“These cases are so difficult, so tricky, so tied up in emotions,” Ranfos said. He said the SWAT team standoff stemmed from the mother of Cross’ girlfriend, who called police to complain that Cross had beat her daughter.

Cross ran into his apartment when police showed up and threatened to kill himself. The SWAT team eventually breached a barricade and arrested Cross.

Ranfos said the four-month sentence was agreed to during a bail hearing in the District Court.

Ranfos said there were several considerations. Cross’ girlfriend wouldn’t press charges, so Ranfos didn’t want to force a possible victim to testify against her wishes. The only other charge he had to bring was resisting arrest, and he might not get a guilty verdict at trial.

And even if he did, a judge would have to approve invoking a suspended sentence.

“That’s a gamble, too; it’s certainly not an automatic thing,” Ranfos said. Ranfos said he reached out to the Hillsborough County Attorney’s Office, which OK’d the plea bargain.

He did not speak to Schelzel because she was not the victim in the recent case. He asked me to pass on his number to her.

“There’s a victim in every case. We try so hard to meet their wishes and keep them happy,” he said.

Ranfos spoke to me candidly via the phone three times about the case.

Hillsborough County Attorney Michael Conlon sent a single email and did not respond to follow-up questions. He did provide me the case file, although he withheld several portions.

“This specific case is under review and therefore I won’t comment about it at this time,” Conlon wrote.

He said he welcomes the opportunity to meet with “appropriate parties” to discuss the status of any case. He expects that his office will meet with victims about cases and plea bargains in compliance with the Victim Bill of Rights.

He said his victim witness office is vital to the management of many cases.

Cross’ girlfriend initially spoke to me but then said she did not want her name used. She denied that Cross hit her.

Police reports from the Schelzel attack said she had a small laceration on her right cheek and an extremely red face. The hospital told police she suffered a mild concussion.
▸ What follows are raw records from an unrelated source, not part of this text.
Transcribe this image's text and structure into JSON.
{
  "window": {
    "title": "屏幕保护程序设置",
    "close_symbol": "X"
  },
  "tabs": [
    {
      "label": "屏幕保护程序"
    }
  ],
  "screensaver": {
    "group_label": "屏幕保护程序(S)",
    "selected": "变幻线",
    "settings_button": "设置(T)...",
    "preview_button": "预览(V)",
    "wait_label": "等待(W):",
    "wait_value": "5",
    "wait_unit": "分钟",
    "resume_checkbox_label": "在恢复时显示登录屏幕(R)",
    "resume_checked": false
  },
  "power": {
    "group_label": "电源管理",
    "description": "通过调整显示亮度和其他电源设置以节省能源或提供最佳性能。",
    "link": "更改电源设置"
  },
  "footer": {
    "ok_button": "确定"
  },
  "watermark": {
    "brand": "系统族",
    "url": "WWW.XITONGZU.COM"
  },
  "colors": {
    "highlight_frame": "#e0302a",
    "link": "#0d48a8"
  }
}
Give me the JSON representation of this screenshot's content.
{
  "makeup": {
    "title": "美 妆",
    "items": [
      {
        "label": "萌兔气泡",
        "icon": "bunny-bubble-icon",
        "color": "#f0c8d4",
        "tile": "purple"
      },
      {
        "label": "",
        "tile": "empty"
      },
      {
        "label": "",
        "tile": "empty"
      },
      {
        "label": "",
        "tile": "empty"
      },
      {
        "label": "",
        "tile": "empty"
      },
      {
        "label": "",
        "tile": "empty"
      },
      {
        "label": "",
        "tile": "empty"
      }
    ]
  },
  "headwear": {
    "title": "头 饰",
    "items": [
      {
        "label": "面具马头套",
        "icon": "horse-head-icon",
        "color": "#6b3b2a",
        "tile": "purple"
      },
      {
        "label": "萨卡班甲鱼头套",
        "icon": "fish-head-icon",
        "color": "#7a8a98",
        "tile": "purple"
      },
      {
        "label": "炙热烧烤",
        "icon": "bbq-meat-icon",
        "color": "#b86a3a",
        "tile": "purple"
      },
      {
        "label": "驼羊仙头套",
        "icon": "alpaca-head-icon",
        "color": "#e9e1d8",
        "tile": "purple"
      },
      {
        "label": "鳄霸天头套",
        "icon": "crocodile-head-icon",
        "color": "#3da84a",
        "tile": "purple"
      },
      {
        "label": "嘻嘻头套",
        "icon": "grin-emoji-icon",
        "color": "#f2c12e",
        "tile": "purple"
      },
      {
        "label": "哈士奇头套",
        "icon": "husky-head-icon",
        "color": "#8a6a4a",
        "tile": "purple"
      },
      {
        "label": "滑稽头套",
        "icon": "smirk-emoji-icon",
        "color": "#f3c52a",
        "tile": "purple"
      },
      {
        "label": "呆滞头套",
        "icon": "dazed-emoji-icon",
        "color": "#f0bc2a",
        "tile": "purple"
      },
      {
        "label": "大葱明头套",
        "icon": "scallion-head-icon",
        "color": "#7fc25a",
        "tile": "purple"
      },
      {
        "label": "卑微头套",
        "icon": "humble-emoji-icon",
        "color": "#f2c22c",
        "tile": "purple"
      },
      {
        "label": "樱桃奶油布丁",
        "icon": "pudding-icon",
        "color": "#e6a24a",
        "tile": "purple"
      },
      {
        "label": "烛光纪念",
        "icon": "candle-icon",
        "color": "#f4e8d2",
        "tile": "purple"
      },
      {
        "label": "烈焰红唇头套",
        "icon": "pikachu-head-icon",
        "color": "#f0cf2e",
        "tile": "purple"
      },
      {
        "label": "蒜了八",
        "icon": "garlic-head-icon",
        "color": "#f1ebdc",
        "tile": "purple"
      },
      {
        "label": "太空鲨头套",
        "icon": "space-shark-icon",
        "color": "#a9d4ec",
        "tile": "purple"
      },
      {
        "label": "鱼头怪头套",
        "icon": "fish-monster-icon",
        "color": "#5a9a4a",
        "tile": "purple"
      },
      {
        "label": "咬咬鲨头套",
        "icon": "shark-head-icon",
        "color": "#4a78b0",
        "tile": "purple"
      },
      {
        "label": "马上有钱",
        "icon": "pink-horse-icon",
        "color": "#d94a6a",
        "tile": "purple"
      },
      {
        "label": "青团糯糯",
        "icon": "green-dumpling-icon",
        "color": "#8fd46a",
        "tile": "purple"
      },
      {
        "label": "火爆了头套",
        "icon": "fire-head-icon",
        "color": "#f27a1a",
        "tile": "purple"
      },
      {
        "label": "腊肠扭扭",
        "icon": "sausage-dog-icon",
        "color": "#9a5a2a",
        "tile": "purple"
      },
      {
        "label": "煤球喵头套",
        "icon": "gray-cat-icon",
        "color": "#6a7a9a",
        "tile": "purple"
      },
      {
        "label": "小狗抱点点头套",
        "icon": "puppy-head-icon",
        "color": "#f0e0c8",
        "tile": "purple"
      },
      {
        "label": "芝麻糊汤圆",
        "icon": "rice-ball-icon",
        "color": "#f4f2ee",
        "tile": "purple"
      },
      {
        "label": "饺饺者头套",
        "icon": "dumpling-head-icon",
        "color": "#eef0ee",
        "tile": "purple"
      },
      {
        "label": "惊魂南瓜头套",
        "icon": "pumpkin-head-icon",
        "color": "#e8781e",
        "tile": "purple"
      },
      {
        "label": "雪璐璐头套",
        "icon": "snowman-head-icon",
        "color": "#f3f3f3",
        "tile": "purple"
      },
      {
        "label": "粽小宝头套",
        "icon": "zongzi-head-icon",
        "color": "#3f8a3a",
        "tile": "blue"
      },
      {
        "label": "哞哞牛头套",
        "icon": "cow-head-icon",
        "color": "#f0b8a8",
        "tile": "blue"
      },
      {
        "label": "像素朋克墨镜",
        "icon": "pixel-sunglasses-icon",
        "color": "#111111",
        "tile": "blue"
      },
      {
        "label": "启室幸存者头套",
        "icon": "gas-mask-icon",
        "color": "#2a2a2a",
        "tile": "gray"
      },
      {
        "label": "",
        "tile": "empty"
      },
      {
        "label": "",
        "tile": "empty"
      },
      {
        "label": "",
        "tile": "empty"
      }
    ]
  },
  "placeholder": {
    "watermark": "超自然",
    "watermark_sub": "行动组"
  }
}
Schelzel said the beating meant that she never properly healed from the surgery. She still needs to wear a brace, and some days she can’t feel her arms. She has applied for disability.

Schelzel has a career that includes being a program director at the YWCA, the nonprofit that assists victims of domestic and sexual abuse in the Greater Manchester area. A graduate of Southern New Hampshire University and a recipient of the Union Leader’s 40 Under Forty in 2010, she founded the YWCA’s family visitation center, where abusers used to meet their children under supervision.

She was working on Aug. 12, 2013, when Muni Savyon entered the center and shot and killed his 9-year-old son, Joshua, and himself.

Schelzel said she resigned shortly afterward; she had nothing to give. “I was a puddle,” she said.

Schelzel had known Cross from middle school, and they became involved after he contacted her via social media and asked about how to talk to his daughter about his checkered past.

He wanted to be a good dad, he told her. He showed a vulnerable side that Schelzel found attractive.

“Is it embarrasing? Yes, but am I ashamed? No,” Schelzel said. “If I can’t sit here and talk about what happened to me, who can? It’s almost an obligation. This is why women are killed.”

Mark Hayward’s City Matters appears Saturday in the New Hampshire Union Leader. He can be reached at mhayward@unionleader.com.